Highlights:

  • Our overall views on markets are essentially unchanged. We again give our main investment scenario, Low for Longer, the highest probability for the second half. This does not necessarily mean yesterday’s winning trades will work tomorrow: Internal market leadership can change quickly.
  • Valuations are getting stretched and investor complacency is high. This sets markets up for more volatility–especially as focus shifts to the timing and scope of U.S. rate hikes.
  • The biggest change over the past six months? A brewing crisis in emerging markets (EM) has stabilized. Many economies have adjusted, setting the stage for a rebound. Check out our interactive EM Marker for current financial trends in the emerging world.
  • The U.S. Federal Reserve has stuck to the mantra of keeping rates low with great conviction–despite mounting evidence the U.S. economy is set to improve. View our interactive BlackRock Jobs Barometer to track developments in global labor markets
  • The risk? When the Fed shifts gears, markets will notice. Think steeper (and earlier) rate hikes than the market expects–but a lower peak Federal funds rate than in previous cycles.
  • The European Central Bank (ECB)’s resolve to prevent the eurozone from falling into a deflationary spiral is likely good news for European risk assets. Watch Eurozone current account balances to gauge competiveness and the ECB’s maneuvering room to start an asset purchase program.
  • We are bullish on Japanese equities–despite recent underperformance. Reasons include Godzilla-like QE by the Bank of Japan (BoJ), cheap valuations, structural reforms and domestic investor interest. View key metrics for Japan’s economy in our interactive BlackRock Japan Tracker.
  • China’s GDP growth expectations have fallen over the past years but could edge even lower. The country’s investment fueled growth is not sustainable. Reform is the only way out—but it may dampen growth in the short term.
Helen Zhu, Russ Koesterich and Ewen Cameron Watt
Helen Zhu, Russ Koesterich and Ewen Cameron Watt
Nigel Bolton, Sergio Trigo Paz and Tom Parker
Nigel Bolton, Sergio Trigo Paz and Tom Parker

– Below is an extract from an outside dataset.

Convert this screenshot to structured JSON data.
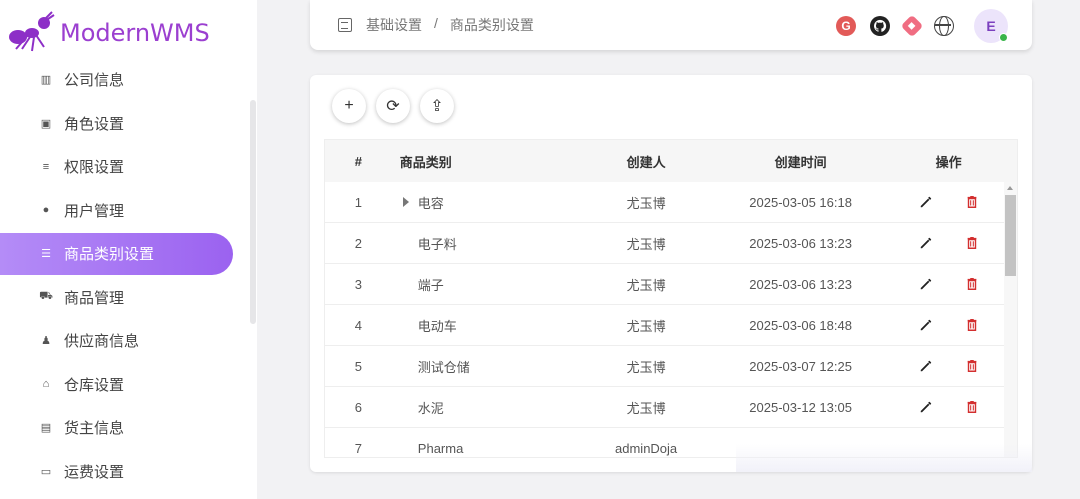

So What Do I Do With My Money?

  • We generally prefer equities over bonds, particularly in our Low for Longer base-case scenario.
  • Equities are not cheap—but they are not (yet) in bubble territory. We favor Europe and Japan on valuation and asset-price boosting central bank policies.
  • Volatility is unnaturally low—and set to rise. Stock up on downside (and upside) protection while it is cheap.
  • Many bonds look expensive and risky (especially government debt). Stick to select yield plays and relative-value investments.

Investment strategies mentioned may not be suitable for all investors, depending on investor guidelines and market conditions at the time of investing.